Tri-State's new 418-MW unit at TEP's Springerville Generating Station begins producing commercial power
A third unit at Springerville Generating Station (SGS) began commercial operation July 28, expanding the resources available to meet rising power demands across the West.The project was developed by Tri–State Generation and Transmission Association in conjunction with Tucson Electric Power (TEP), the owner and operator of SGS Units 1 and 2.
Although finishing work and testing will continue on the generator, the unit's 418 megawatts of power has been certified for commercial use in a region where searing summer heat has produced new records in energy usage.
J.M. Shafer, Tri–State Executive Vice President and General Manager, said, "The demand for electricity continues to grow throughout our membership and our investment in this new resource helps strengthen our ability to successfully carry out our core business – assuring that our member co–ops continue to receive reliable and affordable power for years to come."

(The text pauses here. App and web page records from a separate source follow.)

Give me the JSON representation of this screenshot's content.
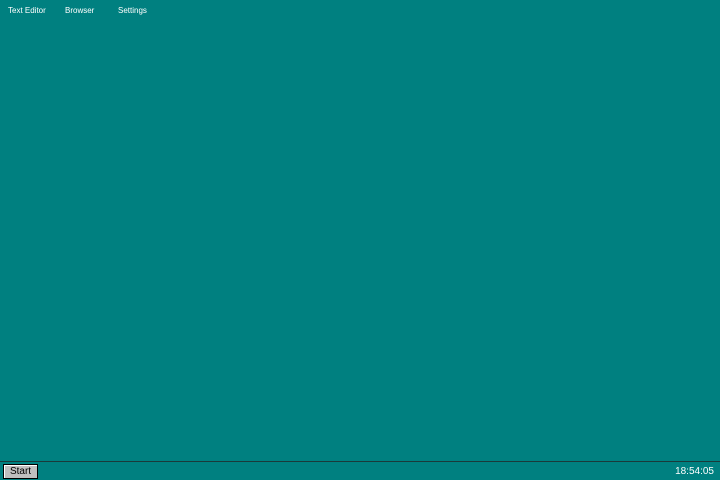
{
  "desktop": {
    "background_color": "#008080",
    "icons": [
      {
        "label": "Text Editor",
        "icon": "text-editor-icon"
      },
      {
        "label": "Browser",
        "icon": "browser-icon"
      },
      {
        "label": "Settings",
        "icon": "settings-icon"
      }
    ]
  },
  "taskbar": {
    "start_label": "Start",
    "clock": "18:54:05"
  }
}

James S. Pignatelli, Chairman, President and CEO of TEP and its parent company, UniSource Energy Corporation (NYSE:UNS), noted that the unit is coming online at a time when numerous proposals for new coal–fired generators are in the planning stages nationwide.
"Years ago, we recognized the value of the affordable, reliable power this generator would produce," Pignatelli said. "As natural gas prices remain volatile and our region's energy demands continue to rise, this unit is coming online at an opportune time."
Tri–State, a Denver–based wholesale power cooperative with member distribution systems in Colorado, New Mexico, Wyoming and Nebraska, will lease SGS Unit 3 from GE Energy Financial Services and will control its entire output. TEP, which operates two existing 380–megawatt generators at the eastern Arizona power plant, also will run Unit 3 while purchasing 100 megawatts of system capacity from Tri–State for up to five years.
Phoenix–based Salt River Project (SRP) will purchase 100 megawatts of output from Tri–State over a 30–year period. SRP also will develop and own SGS Unit 4, a new 400–megawatt unit that TEP expects to begin operating in late 2009.
Project contractor Bechtel Power Corp. designed and built Unit 3 under a turnkey, lump–sum contract. The unit achieved commercial operation in 33 months – five months earlier than the originally scheduled date. Bechtel didn't sacrifice safety for speed, as crews have logged more than 4.1 million hours on the project without a single lost–time accident.
Unit 3 employs best available control technologies to limit emissions, including dry scrubbers for sulfur dioxide reduction, selective catalytic reduction and low–NOx burners to control nitrogen oxides and baghouses to capture particulates.
As part of the project, the emission controls of Units 1 and 2 were upgraded with improved sulfur dioxide scrubbers and low–NOx burners. The use of this equipment ensures that total regulated emissions from all four SGS units will be significantly lower than previous emissions from the two older units.